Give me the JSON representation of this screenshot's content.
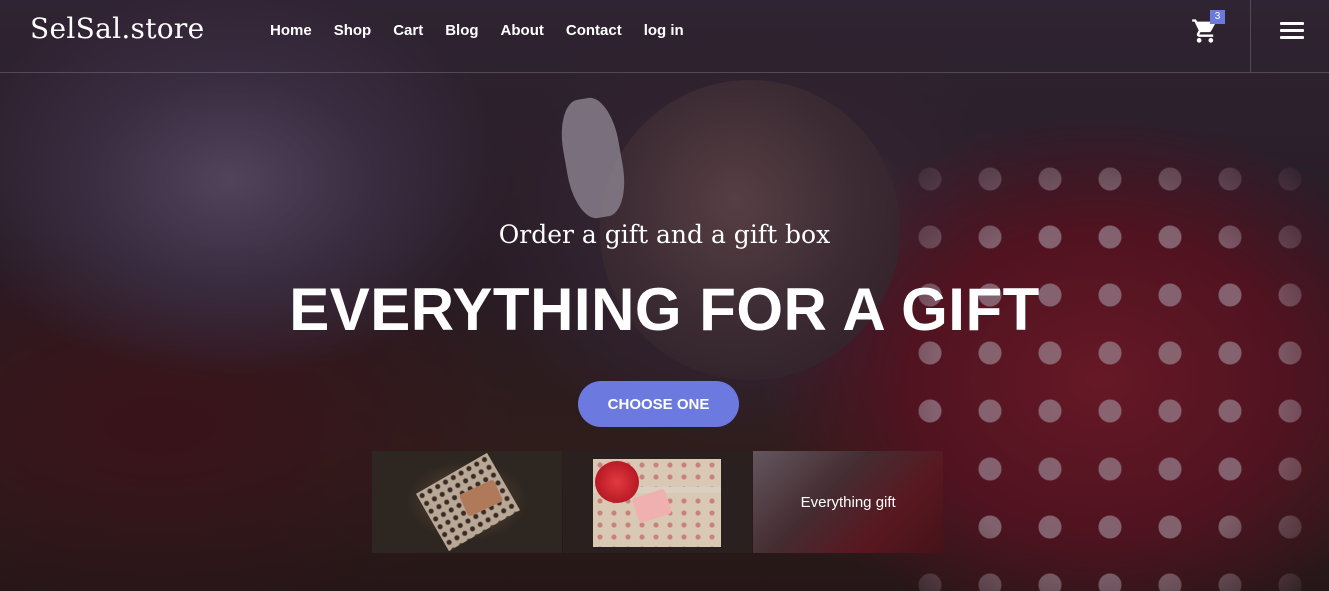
{
  "header": {
    "logo": "SelSal.store",
    "nav": [
      "Home",
      "Shop",
      "Cart",
      "Blog",
      "About",
      "Contact",
      "log in"
    ],
    "cart_count": "3",
    "cart_icon": "cart-icon",
    "menu_icon": "hamburger-menu-icon"
  },
  "hero": {
    "subtitle": "Order a gift and a gift box",
    "title": "EVERYTHING FOR A GIFT",
    "cta_label": "CHOOSE ONE"
  },
  "thumbnails": [
    {
      "caption": ""
    },
    {
      "caption": ""
    },
    {
      "caption": "Everything gift"
    }
  ],
  "colors": {
    "accent": "#6c7ae0",
    "text": "#ffffff"
  }
}
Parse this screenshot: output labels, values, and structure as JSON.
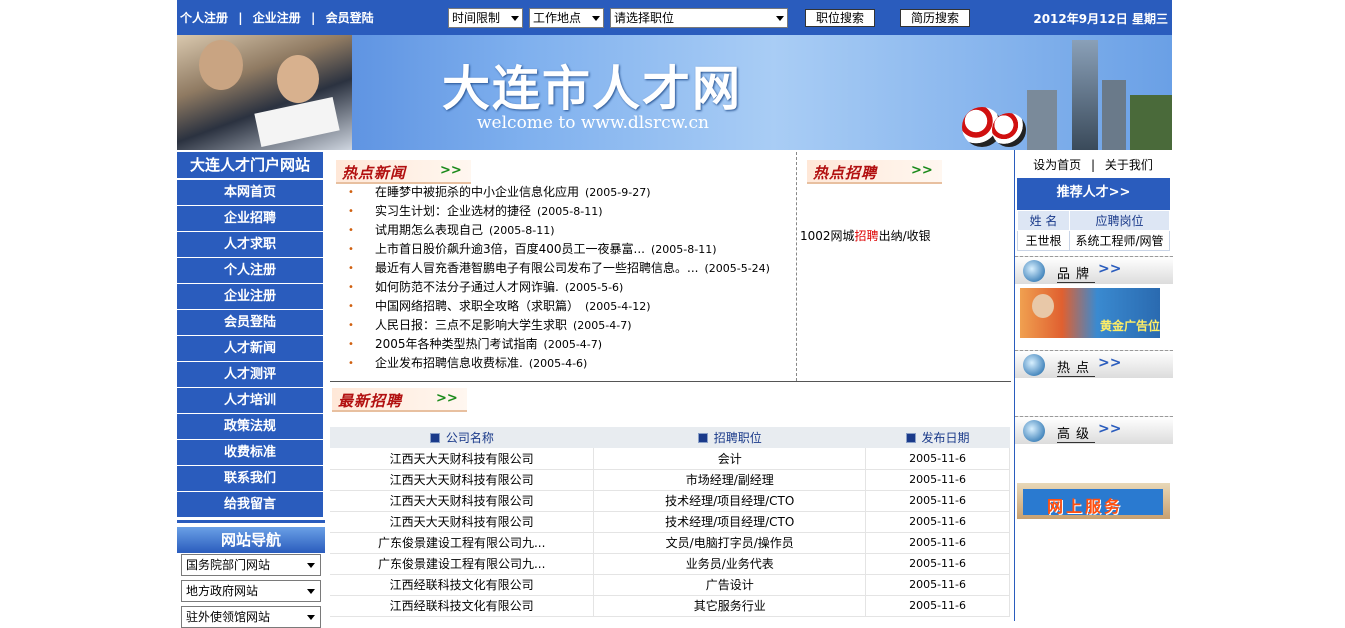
{
  "topbar": {
    "links": [
      "个人注册",
      "企业注册",
      "会员登陆"
    ],
    "select_time": "时间限制",
    "select_place": "工作地点",
    "select_position": "请选择职位",
    "btn_job_search": "职位搜索",
    "btn_resume_search": "简历搜索",
    "date": "2012年9月12日 星期三"
  },
  "banner": {
    "title": "大连市人才网",
    "welcome": "welcome to www.dlsrcw.cn"
  },
  "left": {
    "portal_title": "大连人才门户网站",
    "menu": [
      "本网首页",
      "企业招聘",
      "人才求职",
      "个人注册",
      "企业注册",
      "会员登陆",
      "人才新闻",
      "人才测评",
      "人才培训",
      "政策法规",
      "收费标准",
      "联系我们",
      "给我留言"
    ],
    "nav_title": "网站导航",
    "nav_selects": [
      "国务院部门网站",
      "地方政府网站",
      "驻外使领馆网站"
    ]
  },
  "hot_news": {
    "title": "热点新闻",
    "arrow": ">>",
    "items": [
      {
        "title": "在睡梦中被扼杀的中小企业信息化应用",
        "date": "(2005-9-27)"
      },
      {
        "title": "实习生计划：企业选材的捷径",
        "date": "(2005-8-11)"
      },
      {
        "title": "试用期怎么表现自己",
        "date": "(2005-8-11)"
      },
      {
        "title": "上市首日股价飙升逾3倍，百度400员工一夜暴富...",
        "date": "(2005-8-11)"
      },
      {
        "title": "最近有人冒充香港智鹏电子有限公司发布了一些招聘信息。...",
        "date": "(2005-5-24)"
      },
      {
        "title": "如何防范不法分子通过人才网诈骗.",
        "date": "(2005-5-6)"
      },
      {
        "title": "中国网络招聘、求职全攻略（求职篇）",
        "date": "(2005-4-12)"
      },
      {
        "title": "人民日报：三点不足影响大学生求职",
        "date": "(2005-4-7)"
      },
      {
        "title": "2005年各种类型热门考试指南",
        "date": "(2005-4-7)"
      },
      {
        "title": "企业发布招聘信息收费标准.",
        "date": "(2005-4-6)"
      }
    ]
  },
  "hot_jobs": {
    "title": "热点招聘",
    "arrow": ">>",
    "entry_prefix": "1002网城",
    "entry_red": "招聘",
    "entry_suffix": "出纳/收银"
  },
  "latest_jobs": {
    "title": "最新招聘",
    "arrow": ">>",
    "columns": [
      "公司名称",
      "招聘职位",
      "发布日期"
    ],
    "rows": [
      [
        "江西天大天财科技有限公司",
        "会计",
        "2005-11-6"
      ],
      [
        "江西天大天财科技有限公司",
        "市场经理/副经理",
        "2005-11-6"
      ],
      [
        "江西天大天财科技有限公司",
        "技术经理/项目经理/CTO",
        "2005-11-6"
      ],
      [
        "江西天大天财科技有限公司",
        "技术经理/项目经理/CTO",
        "2005-11-6"
      ],
      [
        "广东俊景建设工程有限公司九...",
        "文员/电脑打字员/操作员",
        "2005-11-6"
      ],
      [
        "广东俊景建设工程有限公司九...",
        "业务员/业务代表",
        "2005-11-6"
      ],
      [
        "江西经联科技文化有限公司",
        "广告设计",
        "2005-11-6"
      ],
      [
        "江西经联科技文化有限公司",
        "其它服务行业",
        "2005-11-6"
      ]
    ]
  },
  "right": {
    "link_home": "设为首页",
    "sep": "|",
    "link_about": "关于我们",
    "recommend_title": "推荐人才>>",
    "recommend_cols": [
      "姓 名",
      "应聘岗位"
    ],
    "recommend_rows": [
      [
        "王世根",
        "系统工程师/网管"
      ]
    ],
    "sec_brand": "品牌",
    "ad_text": "黄金广告位",
    "sec_hot": "热点",
    "sec_senior": "高级",
    "sec_arrow": ">>",
    "online_service": "网上服务"
  },
  "colors": {
    "brand_blue": "#2a5cbd",
    "hot_red": "#b21010",
    "arrow_green": "#1a8a1a"
  }
}
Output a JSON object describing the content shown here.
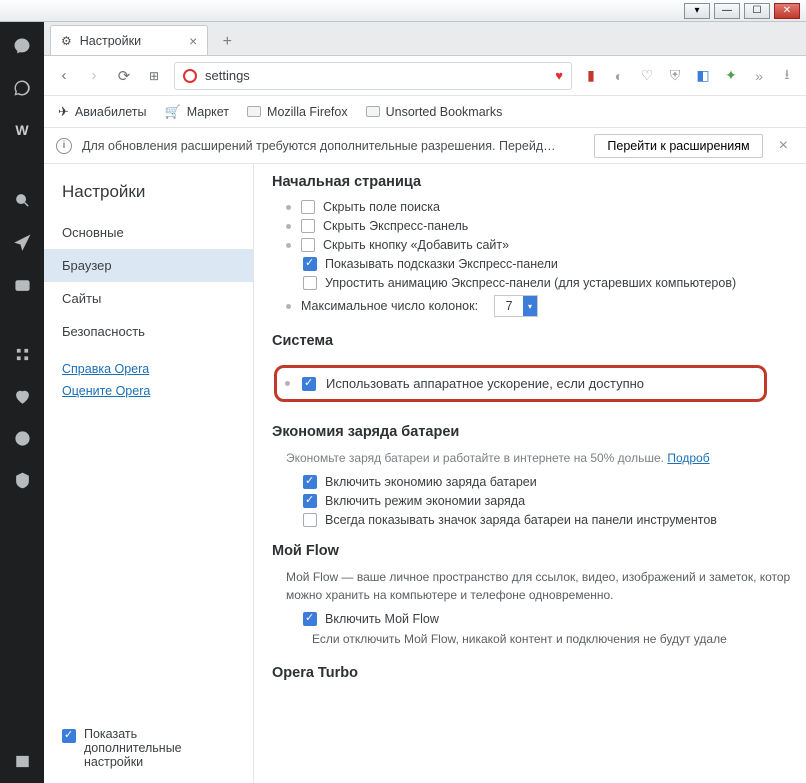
{
  "tab": {
    "title": "Настройки"
  },
  "address": {
    "text": "settings"
  },
  "bookmarks": {
    "aviabilets": "Авиабилеты",
    "market": "Маркет",
    "mozilla": "Mozilla Firefox",
    "unsorted": "Unsorted Bookmarks"
  },
  "notif": {
    "text": "Для обновления расширений требуются дополнительные разрешения. Перейд…",
    "button": "Перейти к расширениям"
  },
  "sidebar": {
    "title": "Настройки",
    "items": [
      "Основные",
      "Браузер",
      "Сайты",
      "Безопасность"
    ],
    "help": "Справка Opera",
    "rate": "Оцените Opera",
    "advanced": "Показать дополнительные настройки"
  },
  "sections": {
    "startpage": {
      "title": "Начальная страница",
      "opts": [
        "Скрыть поле поиска",
        "Скрыть Экспресс-панель",
        "Скрыть кнопку «Добавить сайт»",
        "Показывать подсказки Экспресс-панели",
        "Упростить анимацию Экспресс-панели (для устаревших компьютеров)"
      ],
      "maxcol_label": "Максимальное число колонок:",
      "maxcol_value": "7"
    },
    "system": {
      "title": "Система",
      "hwaccel": "Использовать аппаратное ускорение, если доступно"
    },
    "battery": {
      "title": "Экономия заряда батареи",
      "desc": "Экономьте заряд батареи и работайте в интернете на 50% дольше. ",
      "more": "Подроб",
      "opts": [
        "Включить экономию заряда батареи",
        "Включить режим экономии заряда",
        "Всегда показывать значок заряда батареи на панели инструментов"
      ]
    },
    "flow": {
      "title": "Мой Flow",
      "desc": "Мой Flow — ваше личное пространство для ссылок, видео, изображений и заметок, котор можно хранить на компьютере и телефоне одновременно.",
      "enable": "Включить Мой Flow",
      "note": "Если отключить Мой Flow, никакой контент и подключения не будут удале"
    },
    "turbo": {
      "title": "Opera Turbo"
    }
  }
}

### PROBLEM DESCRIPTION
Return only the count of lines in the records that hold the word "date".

### TASK SOLUTION
11